This will be different from one company to another. Some use rectangles (old style and don’t recommend). While most use circles, the very minimum in size should be 8 inches. A diameter smaller than 8 inches will not create enough negative pressure. 

Step 7: Cover Vents

Supply and return vents should be covered or blocked. This action will increase negative pressure and prevent possible blow back’s from occurring.

Make sure the company you hire does this step! It’s often overlooked and a short cut for them without the client knowing the difference. 

Step 8: Cleaning Branches

They should be starting from the highest level of the home working downwards. Once they are ready to clean, it’s important each grill/cover gets removed. Once the vent branch is exposed they should send a high powered whip or brush through each vent. The cover needs to be restored to maintain pressure before advancing.

The supply branches usually self-clean themselves (That’s why we have dust in our home) so just high-pressure air would be sufficient in most cases. However, for the maximum cleaning of the supply vent, a whip or brush should be used. 

Regarding the return branches, a whip or brush is always required. 

Step 9: Cleaning Main Lines

Once all supply and return branches have been properly cleaned, most of the dirt has already been extracted. However, the main lines now require cleaning to finish the process. The procedure is similar to the cleaning of branches where whips and brushes should be used to dislodge all remaining dirt and debris.

This is where most air duct cleaners can do a decent job, but a homeowner needs to verify that they got them all. It’s common for the quick cleaners to skip other important main ducts located in the bulkheads or at the split of the main channels. Lastly, make sure they didn’t contaminate your furnace during the process, they should have used a zone bag which insolated the furnace.

Step 10: Verification

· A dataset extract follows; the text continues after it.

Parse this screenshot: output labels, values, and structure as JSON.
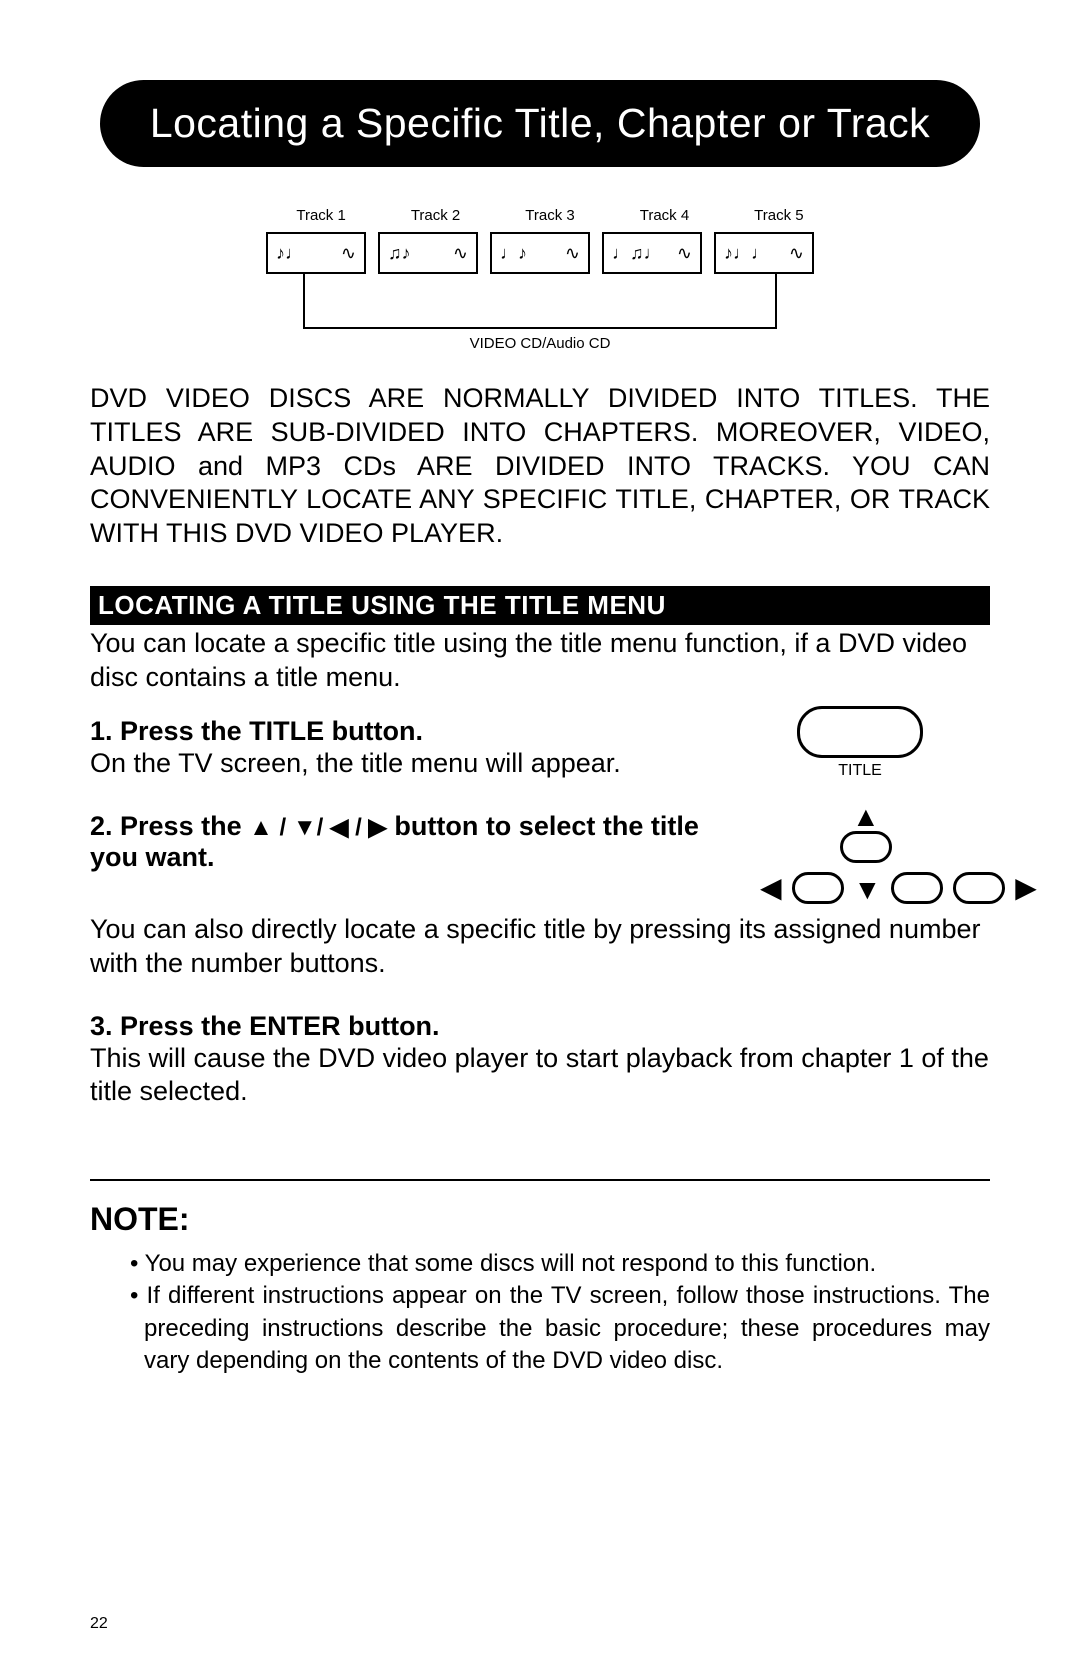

Once all cleaning steps have been performed, a visual inspection of the system should be taken to verify all dirt and debris have been removed. Most companies will use a mirror and flashlight, while it’s becoming increasingly common to use a smartphone.

I would recommend if you ask to see the “before and after” the mirror and flashlight is the best option. You are able to move the mirror around and see all the angles. If the flashlight is strong enough you could see 40-50 feet with a decent size mirror. The coverage on a smartphone is very limited.

Step 11: Disinfection (Optional)

First check the biocide label, which will describe its range of approved uses. If you decide to permit the use of a biocide, the service provider should apply the biocide only to un-insulated areas of the duct system after proper cleaning. To apply the product it should be administered with a pressurized fogger to the supply/return plenum.

We recommend skipping this service unless excess amounts of dirt and debris have been found inside your ventilation system. If you trust your techininan ask their option based on your air ducts. 

Step 12: Access Panels – Closure

All Openings are sealed with semi-permanent enclosures that can be used for future cleaning. These sheet metal plates come in many different sizes depending on the access opening required.

These access doors should be zipped screwed and sealed with aluminum tape. We don’t recommend them using duct tape, which will dry and peel off within a few months. Aside from the access door, other smaller holes are created for cleaning and should be closed off with 1 inch-2 inch rubber plugs.

Step 13: Turning Furnace/Unit On

The final step would be to turn the system back on to make sure everything is functioning properly.

Should they have professionally cleaned your blower and motor it would of been removed, it’s best to make sure everything is running normal before the company leaves.